*** Records for this exercise Section Begins ***
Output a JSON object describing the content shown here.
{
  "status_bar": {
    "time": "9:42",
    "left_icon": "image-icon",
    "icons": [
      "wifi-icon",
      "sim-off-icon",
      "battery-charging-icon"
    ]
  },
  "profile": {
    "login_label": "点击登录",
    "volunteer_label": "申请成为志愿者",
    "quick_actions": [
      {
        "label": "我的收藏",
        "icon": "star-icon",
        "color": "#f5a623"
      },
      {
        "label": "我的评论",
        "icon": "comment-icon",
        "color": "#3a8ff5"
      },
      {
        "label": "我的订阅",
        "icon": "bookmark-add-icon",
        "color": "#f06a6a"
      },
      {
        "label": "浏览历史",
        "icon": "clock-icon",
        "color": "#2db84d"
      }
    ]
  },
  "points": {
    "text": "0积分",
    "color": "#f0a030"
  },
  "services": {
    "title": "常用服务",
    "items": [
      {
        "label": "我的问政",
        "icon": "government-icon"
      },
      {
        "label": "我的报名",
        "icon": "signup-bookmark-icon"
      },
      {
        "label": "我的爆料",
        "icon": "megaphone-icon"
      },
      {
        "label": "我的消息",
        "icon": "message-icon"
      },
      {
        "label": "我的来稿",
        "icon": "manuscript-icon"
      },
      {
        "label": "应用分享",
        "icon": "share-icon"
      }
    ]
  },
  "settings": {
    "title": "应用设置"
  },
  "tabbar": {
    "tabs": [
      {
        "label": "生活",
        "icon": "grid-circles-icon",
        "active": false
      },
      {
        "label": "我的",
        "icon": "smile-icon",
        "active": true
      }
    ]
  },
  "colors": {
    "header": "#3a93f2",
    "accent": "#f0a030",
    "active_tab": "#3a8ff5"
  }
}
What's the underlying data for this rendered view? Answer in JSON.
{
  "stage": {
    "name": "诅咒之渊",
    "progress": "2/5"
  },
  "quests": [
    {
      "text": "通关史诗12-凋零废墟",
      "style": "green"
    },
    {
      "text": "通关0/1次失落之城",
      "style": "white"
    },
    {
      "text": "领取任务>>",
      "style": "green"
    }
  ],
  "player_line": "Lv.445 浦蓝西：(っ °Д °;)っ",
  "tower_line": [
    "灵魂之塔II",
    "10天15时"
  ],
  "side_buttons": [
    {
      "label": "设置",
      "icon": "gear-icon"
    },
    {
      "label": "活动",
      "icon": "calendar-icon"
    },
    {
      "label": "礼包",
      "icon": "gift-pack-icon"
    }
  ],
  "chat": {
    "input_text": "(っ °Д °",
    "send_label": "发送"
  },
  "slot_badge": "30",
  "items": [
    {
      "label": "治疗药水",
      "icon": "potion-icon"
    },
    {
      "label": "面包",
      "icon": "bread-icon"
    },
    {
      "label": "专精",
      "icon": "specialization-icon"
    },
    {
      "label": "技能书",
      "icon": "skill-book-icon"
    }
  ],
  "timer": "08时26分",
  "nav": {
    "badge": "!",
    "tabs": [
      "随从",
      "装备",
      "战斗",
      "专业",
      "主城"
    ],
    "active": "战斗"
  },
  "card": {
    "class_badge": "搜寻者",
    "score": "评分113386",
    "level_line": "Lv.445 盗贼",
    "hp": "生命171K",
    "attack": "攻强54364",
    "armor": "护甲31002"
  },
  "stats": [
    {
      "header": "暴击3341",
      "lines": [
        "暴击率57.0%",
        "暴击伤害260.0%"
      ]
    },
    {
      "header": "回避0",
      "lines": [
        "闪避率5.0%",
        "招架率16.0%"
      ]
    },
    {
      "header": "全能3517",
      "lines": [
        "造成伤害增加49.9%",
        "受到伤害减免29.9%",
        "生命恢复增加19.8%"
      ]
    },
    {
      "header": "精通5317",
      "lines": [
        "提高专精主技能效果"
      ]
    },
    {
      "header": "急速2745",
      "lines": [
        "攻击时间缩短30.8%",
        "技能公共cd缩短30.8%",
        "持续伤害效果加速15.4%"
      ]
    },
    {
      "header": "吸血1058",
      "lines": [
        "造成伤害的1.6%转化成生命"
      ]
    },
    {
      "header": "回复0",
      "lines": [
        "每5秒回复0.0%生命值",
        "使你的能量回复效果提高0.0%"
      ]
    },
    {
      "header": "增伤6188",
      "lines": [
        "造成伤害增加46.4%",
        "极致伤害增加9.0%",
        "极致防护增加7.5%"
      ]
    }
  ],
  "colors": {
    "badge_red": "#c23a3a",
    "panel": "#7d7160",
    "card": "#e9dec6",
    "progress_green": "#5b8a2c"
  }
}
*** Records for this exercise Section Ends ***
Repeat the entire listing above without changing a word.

Output a JSON object describing the content shown here.
{
  "status_bar": {
    "time": "9:42",
    "left_icon": "image-icon",
    "icons": [
      "wifi-icon",
      "sim-off-icon",
      "battery-charging-icon"
    ]
  },
  "profile": {
    "login_label": "点击登录",
    "volunteer_label": "申请成为志愿者",
    "quick_actions": [
      {
        "label": "我的收藏",
        "icon": "star-icon",
        "color": "#f5a623"
      },
      {
        "label": "我的评论",
        "icon": "comment-icon",
        "color": "#3a8ff5"
      },
      {
        "label": "我的订阅",
        "icon": "bookmark-add-icon",
        "color": "#f06a6a"
      },
      {
        "label": "浏览历史",
        "icon": "clock-icon",
        "color": "#2db84d"
      }
    ]
  },
  "points": {
    "text": "0积分",
    "color": "#f0a030"
  },
  "services": {
    "title": "常用服务",
    "items": [
      {
        "label": "我的问政",
        "icon": "government-icon"
      },
      {
        "label": "我的报名",
        "icon": "signup-bookmark-icon"
      },
      {
        "label": "我的爆料",
        "icon": "megaphone-icon"
      },
      {
        "label": "我的消息",
        "icon": "message-icon"
      },
      {
        "label": "我的来稿",
        "icon": "manuscript-icon"
      },
      {
        "label": "应用分享",
        "icon": "share-icon"
      }
    ]
  },
  "settings": {
    "title": "应用设置"
  },
  "tabbar": {
    "tabs": [
      {
        "label": "生活",
        "icon": "grid-circles-icon",
        "active": false
      },
      {
        "label": "我的",
        "icon": "smile-icon",
        "active": true
      }
    ]
  },
  "colors": {
    "header": "#3a93f2",
    "accent": "#f0a030",
    "active_tab": "#3a8ff5"
  }
}
What's the underlying data for this rendered view? Answer in JSON.
{
  "stage": {
    "name": "诅咒之渊",
    "progress": "2/5"
  },
  "quests": [
    {
      "text": "通关史诗12-凋零废墟",
      "style": "green"
    },
    {
      "text": "通关0/1次失落之城",
      "style": "white"
    },
    {
      "text": "领取任务>>",
      "style": "green"
    }
  ],
  "player_line": "Lv.445 浦蓝西：(っ °Д °;)っ",
  "tower_line": [
    "灵魂之塔II",
    "10天15时"
  ],
  "side_buttons": [
    {
      "label": "设置",
      "icon": "gear-icon"
    },
    {
      "label": "活动",
      "icon": "calendar-icon"
    },
    {
      "label": "礼包",
      "icon": "gift-pack-icon"
    }
  ],
  "chat": {
    "input_text": "(っ °Д °",
    "send_label": "发送"
  },
  "slot_badge": "30",
  "items": [
    {
      "label": "治疗药水",
      "icon": "potion-icon"
    },
    {
      "label": "面包",
      "icon": "bread-icon"
    },
    {
      "label": "专精",
      "icon": "specialization-icon"
    },
    {
      "label": "技能书",
      "icon": "skill-book-icon"
    }
  ],
  "timer": "08时26分",
  "nav": {
    "badge": "!",
    "tabs": [
      "随从",
      "装备",
      "战斗",
      "专业",
      "主城"
    ],
    "active": "战斗"
  },
  "card": {
    "class_badge": "搜寻者",
    "score": "评分113386",
    "level_line": "Lv.445 盗贼",
    "hp": "生命171K",
    "attack": "攻强54364",
    "armor": "护甲31002"
  },
  "stats": [
    {
      "header": "暴击3341",
      "lines": [
        "暴击率57.0%",
        "暴击伤害260.0%"
      ]
    },
    {
      "header": "回避0",
      "lines": [
        "闪避率5.0%",
        "招架率16.0%"
      ]
    },
    {
      "header": "全能3517",
      "lines": [
        "造成伤害增加49.9%",
        "受到伤害减免29.9%",
        "生命恢复增加19.8%"
      ]
    },
    {
      "header": "精通5317",
      "lines": [
        "提高专精主技能效果"
      ]
    },
    {
      "header": "急速2745",
      "lines": [
        "攻击时间缩短30.8%",
        "技能公共cd缩短30.8%",
        "持续伤害效果加速15.4%"
      ]
    },
    {
      "header": "吸血1058",
      "lines": [
        "造成伤害的1.6%转化成生命"
      ]
    },
    {
      "header": "回复0",
      "lines": [
        "每5秒回复0.0%生命值",
        "使你的能量回复效果提高0.0%"
      ]
    },
    {
      "header": "增伤6188",
      "lines": [
        "造成伤害增加46.4%",
        "极致伤害增加9.0%",
        "极致防护增加7.5%"
      ]
    }
  ],
  "colors": {
    "badge_red": "#c23a3a",
    "panel": "#7d7160",
    "card": "#e9dec6",
    "progress_green": "#5b8a2c"
  }
}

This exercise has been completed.